A VCOIN for Your Thoughts: Ethereum-Based Token Wins SEC No-Action Relief | Global Fintech & Payments Blog

The no-action letter is the first to expressly permit token transfer off-platform to non-users and conversion to fiat currency by token holders.

By Stephen P. Wink, Shaun Musuka, and Deric Behar

As crypto prices surge, we find ourselves in the midst of another crypto wave. Given the unrelenting flow of news that accompanies such periods, it may have been easy to miss that the SEC staff recently granted no-action relief to another Ethereum-based token, VCOIN.

In only its third no-action letter to date for digital tokens, the SEC cleared the way for the software development company IMVU, Inc. to sell VCOIN, an ERC-20 token, as a transferable non-security to its global platform users. In its incoming letter, IMVU stated that it operates “one of the largest online three-dimensional avatar-based social communities in the world” with “over 7 million monthly active users from more than 140 countries” and “a user-generated virtual goods catalog of more than 40 million items.” In the same letter, IMVU sought guidance from the SEC as to whether its offering of VCOIN would require registration under Section 5 of the Securities Act and Section 12(g) of the Exchange Act.
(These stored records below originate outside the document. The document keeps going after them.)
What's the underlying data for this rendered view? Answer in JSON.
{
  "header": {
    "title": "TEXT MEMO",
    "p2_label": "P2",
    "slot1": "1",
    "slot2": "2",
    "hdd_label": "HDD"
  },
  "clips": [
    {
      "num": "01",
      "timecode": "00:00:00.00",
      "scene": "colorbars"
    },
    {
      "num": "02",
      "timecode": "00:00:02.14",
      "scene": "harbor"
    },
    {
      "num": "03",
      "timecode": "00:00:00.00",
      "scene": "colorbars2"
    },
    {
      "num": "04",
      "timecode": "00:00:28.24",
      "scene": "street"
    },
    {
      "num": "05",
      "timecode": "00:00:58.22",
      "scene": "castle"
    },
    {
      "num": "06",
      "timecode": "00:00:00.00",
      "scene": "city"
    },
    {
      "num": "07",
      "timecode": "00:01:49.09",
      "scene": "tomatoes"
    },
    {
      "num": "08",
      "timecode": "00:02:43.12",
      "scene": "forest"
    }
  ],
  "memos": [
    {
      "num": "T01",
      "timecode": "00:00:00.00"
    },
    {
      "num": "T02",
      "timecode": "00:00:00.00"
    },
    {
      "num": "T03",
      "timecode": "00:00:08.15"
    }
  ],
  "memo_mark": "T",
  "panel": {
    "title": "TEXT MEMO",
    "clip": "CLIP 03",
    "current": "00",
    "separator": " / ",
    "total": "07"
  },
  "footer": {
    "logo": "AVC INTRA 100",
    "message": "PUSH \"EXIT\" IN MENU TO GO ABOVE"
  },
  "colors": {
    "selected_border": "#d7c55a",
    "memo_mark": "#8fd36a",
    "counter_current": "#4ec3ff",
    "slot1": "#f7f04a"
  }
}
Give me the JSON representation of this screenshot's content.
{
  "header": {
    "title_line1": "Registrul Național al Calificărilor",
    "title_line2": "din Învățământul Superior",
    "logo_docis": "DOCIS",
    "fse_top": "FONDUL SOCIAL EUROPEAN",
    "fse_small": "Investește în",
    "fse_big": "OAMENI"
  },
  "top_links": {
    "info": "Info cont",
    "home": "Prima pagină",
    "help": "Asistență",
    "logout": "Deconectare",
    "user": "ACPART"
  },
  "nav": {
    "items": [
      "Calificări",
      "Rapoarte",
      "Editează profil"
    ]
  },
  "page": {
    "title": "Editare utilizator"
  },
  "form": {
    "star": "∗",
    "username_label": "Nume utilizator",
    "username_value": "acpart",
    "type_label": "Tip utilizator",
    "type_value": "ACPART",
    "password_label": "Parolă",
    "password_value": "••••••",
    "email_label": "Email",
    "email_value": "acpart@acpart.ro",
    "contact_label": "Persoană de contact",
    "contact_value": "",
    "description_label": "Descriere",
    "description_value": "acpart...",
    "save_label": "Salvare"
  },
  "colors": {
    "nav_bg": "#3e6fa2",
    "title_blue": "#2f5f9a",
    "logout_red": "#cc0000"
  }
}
A Simple Decision for a Simple Fact Pattern?

The SEC staff issued an affirmative response to IMVU’s request on November 19, 2020, with a set of stipulations upon which the no-action position is contingent. In particular, the SEC set forth eight conditions to which IMVU must adhere in order for VCOINs, as proposed, to maintain non-security status. For the most part, the stipulations mirror the same Howey-driven requirements enumerated by the SEC in its no-action relief granted to Pocketful of Quarters, Inc. (PoQ) in July 2019 (discussed in this blog post) and TurnKey Jet, Inc. (TKJ) in April 2019 (discussed in this blog post). These stipulations include that VCOIN will (i) be unlimited in supply and sold at a fixed price, with no prospect of appreciation resulting from IMVU’s efforts; (ii) be immediately usable for the intended consumptive (and not speculative) purpose on a fully functioning platform; (iii) have restrictions on purchases, conversions, transfers, and secondary market trading; and (iv) maintain anti-money laundering (AML) and know-your-customer (KYC) precautions in accordance with Bank Secrecy Act and AML regulations.
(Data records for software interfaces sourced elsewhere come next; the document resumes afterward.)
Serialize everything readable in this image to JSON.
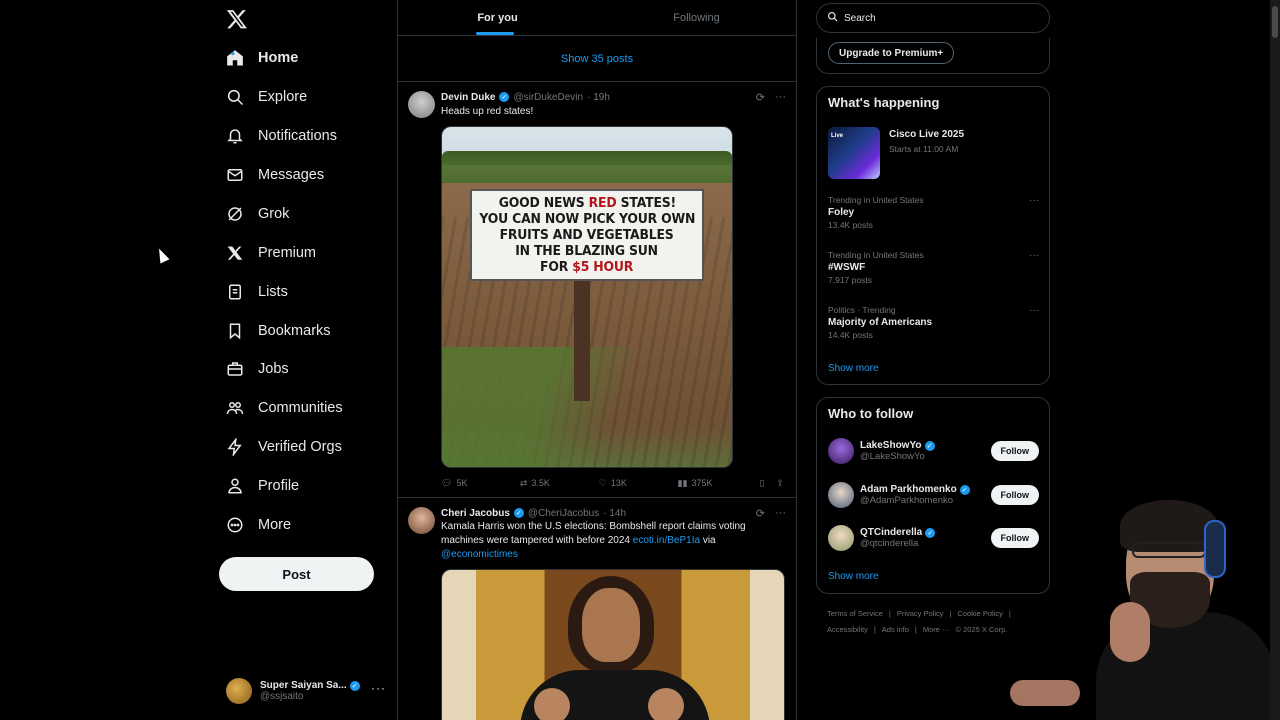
{
  "nav": {
    "items": [
      {
        "label": "Home",
        "icon": "home-icon",
        "top": 0
      },
      {
        "label": "Explore",
        "icon": "search-icon"
      },
      {
        "label": "Notifications",
        "icon": "bell-icon"
      },
      {
        "label": "Messages",
        "icon": "mail-icon"
      },
      {
        "label": "Grok",
        "icon": "grok-icon"
      },
      {
        "label": "Premium",
        "icon": "x-icon"
      },
      {
        "label": "Lists",
        "icon": "list-icon"
      },
      {
        "label": "Bookmarks",
        "icon": "bookmark-icon"
      },
      {
        "label": "Jobs",
        "icon": "briefcase-icon"
      },
      {
        "label": "Communities",
        "icon": "people-icon"
      },
      {
        "label": "Verified Orgs",
        "icon": "lightning-icon"
      },
      {
        "label": "Profile",
        "icon": "person-icon"
      },
      {
        "label": "More",
        "icon": "more-circle-icon"
      }
    ],
    "post_label": "Post",
    "account": {
      "name": "Super Saiyan Sa...",
      "handle": "@ssjsaito"
    }
  },
  "timeline": {
    "tabs": [
      "For you",
      "Following"
    ],
    "show_posts": "Show 35 posts",
    "tweets": [
      {
        "name": "Devin Duke",
        "handle": "@sirDukeDevin",
        "time": "· 19h",
        "text": "Heads up red states!",
        "sign_lines": [
          "GOOD NEWS ",
          "RED",
          " STATES!",
          "YOU CAN NOW PICK YOUR OWN",
          "FRUITS  AND VEGETABLES",
          "IN THE BLAZING SUN",
          "FOR ",
          "$5 HOUR"
        ],
        "replies": "5K",
        "retweets": "3.5K",
        "likes": "13K",
        "views": "375K"
      },
      {
        "name": "Cheri Jacobus",
        "handle": "@CheriJacobus",
        "time": "· 14h",
        "text_before": "Kamala Harris won the U.S elections: Bombshell report claims voting machines were tampered with before 2024 ",
        "link": "ecoti.in/BeP1Ia",
        "text_mid": " via",
        "mention": "@economictimes"
      }
    ]
  },
  "sidebar": {
    "search_placeholder": "Search",
    "premium_label": "Upgrade to Premium+",
    "whats_happening": {
      "title": "What's happening",
      "event": {
        "title": "Cisco Live 2025",
        "sub": "Starts at 11:00 AM",
        "badge": "Live"
      },
      "trends": [
        {
          "meta": "Trending in United States",
          "name": "Foley",
          "count": "13.4K posts"
        },
        {
          "meta": "Trending in United States",
          "name": "#WSWF",
          "count": "7,917 posts"
        },
        {
          "meta": "Politics · Trending",
          "name": "Majority of Americans",
          "count": "14.4K posts"
        }
      ],
      "show_more": "Show more"
    },
    "who_to_follow": {
      "title": "Who to follow",
      "users": [
        {
          "name": "LakeShowYo",
          "handle": "@LakeShowYo",
          "follow": "Follow"
        },
        {
          "name": "Adam Parkhomenko",
          "handle": "@AdamParkhomenko",
          "follow": "Follow"
        },
        {
          "name": "QTCinderella",
          "handle": "@qtcinderella",
          "follow": "Follow"
        }
      ],
      "show_more": "Show more"
    },
    "footer": [
      "Terms of Service",
      "|",
      "Privacy Policy",
      "|",
      "Cookie Policy",
      "|",
      "Accessibility",
      "|",
      "Ads info",
      "|",
      "More ···",
      "© 2025 X Corp."
    ]
  },
  "colors": {
    "accent": "#1d9bf0",
    "background": "#000000",
    "border": "#2f3336",
    "muted": "#71767b"
  }
}
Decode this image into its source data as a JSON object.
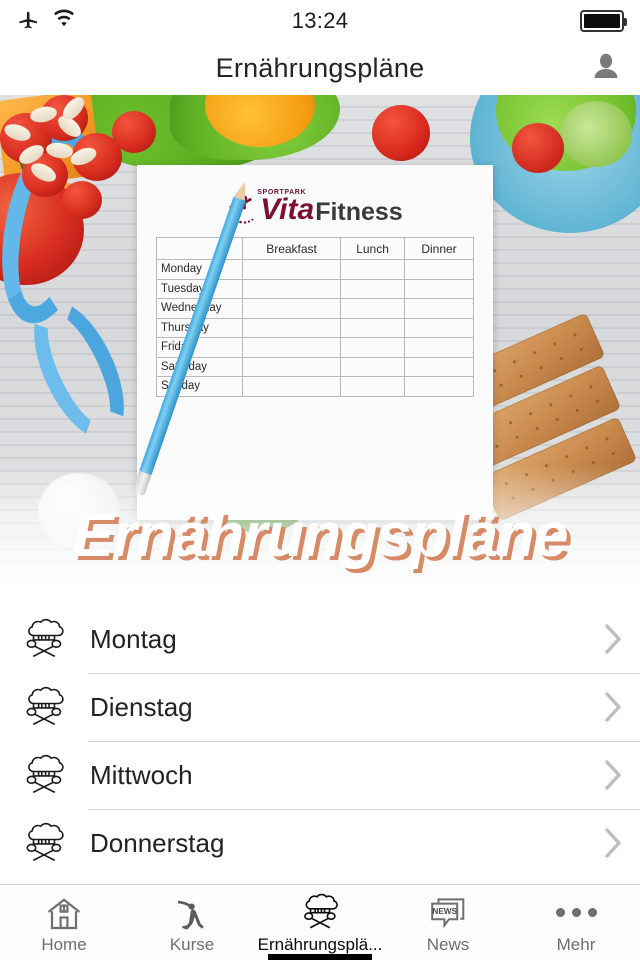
{
  "status_bar": {
    "airplane_icon": "airplane-icon",
    "wifi_icon": "wifi-icon",
    "time": "13:24",
    "battery_icon": "battery-full-icon"
  },
  "nav_bar": {
    "title": "Ernährungspläne",
    "profile_icon": "person-icon"
  },
  "hero": {
    "overlay_title": "Ernährungspläne",
    "overlay_text_color": "#ffffff",
    "overlay_shadow_color": "#d68a66",
    "paper": {
      "logo": {
        "sportpark": "SPORTPARK",
        "vita": "Vita",
        "fitness": "Fitness",
        "brand_color": "#7c0f33"
      },
      "columns": [
        "",
        "Breakfast",
        "Lunch",
        "Dinner"
      ],
      "rows": [
        "Monday",
        "Tuesday",
        "Wednesday",
        "Thursday",
        "Friday",
        "Saturday",
        "Sunday"
      ]
    }
  },
  "list": {
    "items": [
      {
        "label": "Montag",
        "icon": "chef-hat-icon",
        "chevron": "chevron-right-icon"
      },
      {
        "label": "Dienstag",
        "icon": "chef-hat-icon",
        "chevron": "chevron-right-icon"
      },
      {
        "label": "Mittwoch",
        "icon": "chef-hat-icon",
        "chevron": "chevron-right-icon"
      },
      {
        "label": "Donnerstag",
        "icon": "chef-hat-icon",
        "chevron": "chevron-right-icon"
      }
    ]
  },
  "tab_bar": {
    "active_index": 2,
    "active_color": "#0a0a0a",
    "inactive_color": "#6e6e6e",
    "items": [
      {
        "label": "Home",
        "icon": "house-icon"
      },
      {
        "label": "Kurse",
        "icon": "stretching-person-icon"
      },
      {
        "label": "Ernährungsplä...",
        "icon": "chef-hat-icon"
      },
      {
        "label": "News",
        "icon": "news-icon",
        "icon_text": "NEWS"
      },
      {
        "label": "Mehr",
        "icon": "ellipsis-icon"
      }
    ]
  }
}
In an era when the cool kids of crypto are creating ever more exotic and mind-bending financial instruments in the decentralized finance space, one can be forgiven for viewing the SEC’s approval of a stablecoin with restricted transferability as being less than earth-shattering. Nevertheless, there is value in understanding the VCOIN model, especially as compared to the TKJ and PoQ models. At the very least, such an exercise allows us to understand the SEC’s trajectory in this area.

Together, the three projects tell a story of regulators that are gradually becoming more permissive. Recall, TKJ described its network as a “private, permissioned, centralized blockchain network and smart contract infrastructure operated by TKJ.” Then came the PoQ token, which was issued on Ethereum, a public blockchain network. Unlike the TKJ and PoQ models, the VCOIN no-action relief is the first to permit users to transfer a token outside of its closed platform to non-users and for any token holder to be able to exchange the token for fiat currency from the token issuer — IMVU in this case.

IMVU’s incoming letter reports that IMVU’s virtual world has over 75,000 “Creators and Service Providers” that provide virtual goods and services for IMVU’s users. The Creators and Service Providers hire non-users (such as programmers, designers, influencers, etc.) “to build, market, or provide support related to the virtual goods and services they offer” in IMVU’s virtual world. The introduction of VCOIN allows producers to extract real-world value in return for their activity in IMVU’s virtual economy.

From the TKJ token to VCOIN, we see an evolution from a highly restricted token issued on a private and centralized blockchain and aimed at a narrow user base (private jet charters) to a public blockchain token for a platform with 7 million users that are able to transfer the token off-platform to non-users, albeit with some fee-based disincentives to discourage speculation. We look forward to seeing how this trend holds up in future no-action letters.

Virtual World Progress, Real World Stagnation

Given the growing list of regulatory questions raised by the crypto space, the need for a comprehensive digital asset framework has become more pressing. As widely predicted, regulatory uncertainty in the US has allowed other nations more hospitable to digital asset innovation to begin to pull ahead in a technology that some argue will be as transformative as the internet.

Originally published at https://www.fintechandpayments.com on December 2, 2020.